With schools in some areas of the city more crowded or growing faster than others, the 2013 Growth Boundaries Project used building capacity data, enrollment projections and other information to revise school boundaries and balance enrollment.
How is building maintenance funded?
Beginning in 2010, the Washington State legislature approved the use of capital funds for major maintenance projects such as roof repairs and painting. Previously, all maintenance had to be funded by the district’s general fund.
The general fund is the only option for maintenance and custodial work that is not capital eligible. As the general fund also pays for education programs such as teaching and learning, transportation and student services, the district must balance the use of these funds in the way that best benefits students.

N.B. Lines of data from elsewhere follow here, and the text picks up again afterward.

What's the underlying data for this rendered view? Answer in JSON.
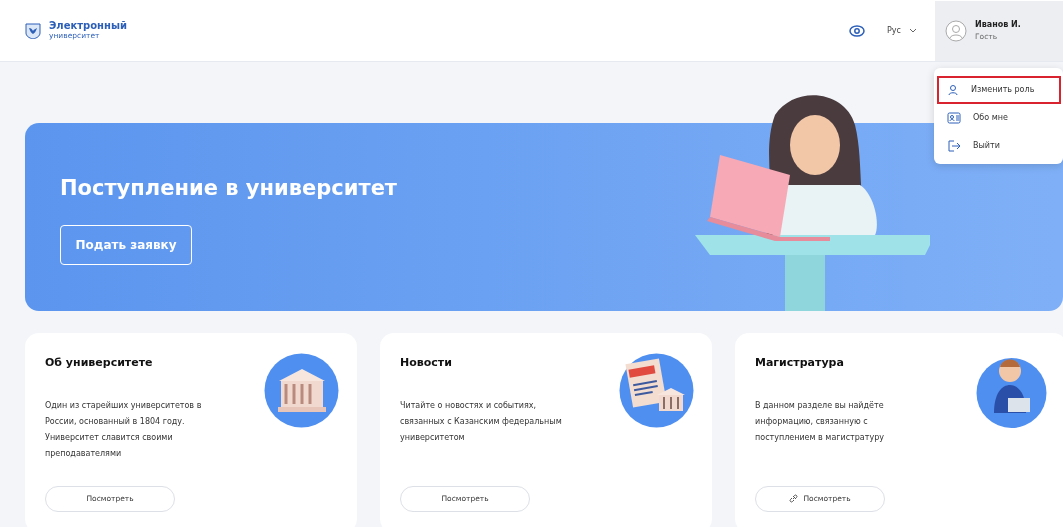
{
  "header": {
    "logo": {
      "title": "Электронный",
      "subtitle": "университет"
    },
    "language": "Рус",
    "user": {
      "name": "Иванов И.",
      "role": "Гость"
    }
  },
  "user_menu": {
    "open": true,
    "items": [
      {
        "kind": "role",
        "label": "Изменить роль",
        "highlighted": true
      },
      {
        "kind": "profile",
        "label": "Обо мне",
        "highlighted": false
      },
      {
        "kind": "logout",
        "label": "Выйти",
        "highlighted": false
      }
    ]
  },
  "banner": {
    "title": "Поступление в университет",
    "button": "Подать заявку"
  },
  "cards": [
    {
      "kind": "building",
      "title": "Об университете",
      "text": "Один из старейших университетов в России, основанный в 1804 году. Университет славится своими преподавателями",
      "button": "Посмотреть",
      "button_icon": false
    },
    {
      "kind": "news",
      "title": "Новости",
      "text": "Читайте о новостях и событиях, связанных с Казанским федеральным университетом",
      "button": "Посмотреть",
      "button_icon": false
    },
    {
      "kind": "person",
      "title": "Магистратура",
      "text": "В данном разделе вы найдёте информацию, связанную с поступлением в магистратуру",
      "button": "Посмотреть",
      "button_icon": true
    }
  ]
}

How do you evaluate the conditions of buildings and how do you determine which schools receive work first?
Seattle Public Schools hires a firm to conduct the Facilities Conditions Assessment (FCA), often referred to as “The Meng Report.” This assessment was made in 2014, 2009 and 2006 and provides a comprehensive review of the current status of all district owned school buildings and sites, including any that are vacant or leased to tenants.
The FCA includes descriptions of the condition of building systems, such as the heating and cooling system and the exterior envelope. It also evaluates educational adequacy — how well the current building design and layout supports teaching and learning. The FCA also includes a cost estimate for upgrading each building and infrastructure component to “like new” status.
Just as a homeowner creates a list of work to be done at home and prioritizes the projects, so too does the SPS Capital Projects and Planning Department for the district’s 100+ buildings. The highest priority will be buildings which need work to improve conditions to provide safety and security for students and staff.
Visit our Facilities Conditions Assessment webpage.
What is the maintenance and repair backlog?
The backlog of maintenance and repair (BMAR) from the 2014 report (the most recent Facilities Conditions Report) is $508 million. This includes buildings that were under construction at the time of the survey (such as Fairmount Park) and were calculated as their pre-construction BMAR. By the end of BTA III in 2016 and BEX IV in 2019, the BMAR will have been reduced to $324 million, a reduction of 32 percent.
If the BTA IV Capital Levy is approved by Seattle voters in February 2016, the BMAR will be reduced to from $508 million as of 2014 to $247 million by the time all projects are completed in 2022.
What is the “Facilities Master Plan”?
The facilities master plan is a facilities improvement plan. It is designed to move building improvement efforts from a reactive repair program to a data-driven, proactive renovation/building replacement program that supports the educational program. The building improvement program may include renovations of existing facilities and additions to existing buildings. It may also involve construction of new schools to replace outdated ones or to add capacity as enrollment increases.
The 2012 facilities master plan is the latest version and was adopted by the School Board in 2012. It provides planning information for 10 years, to school year 2012-22.
Visit our Facilities Master Plan webpage.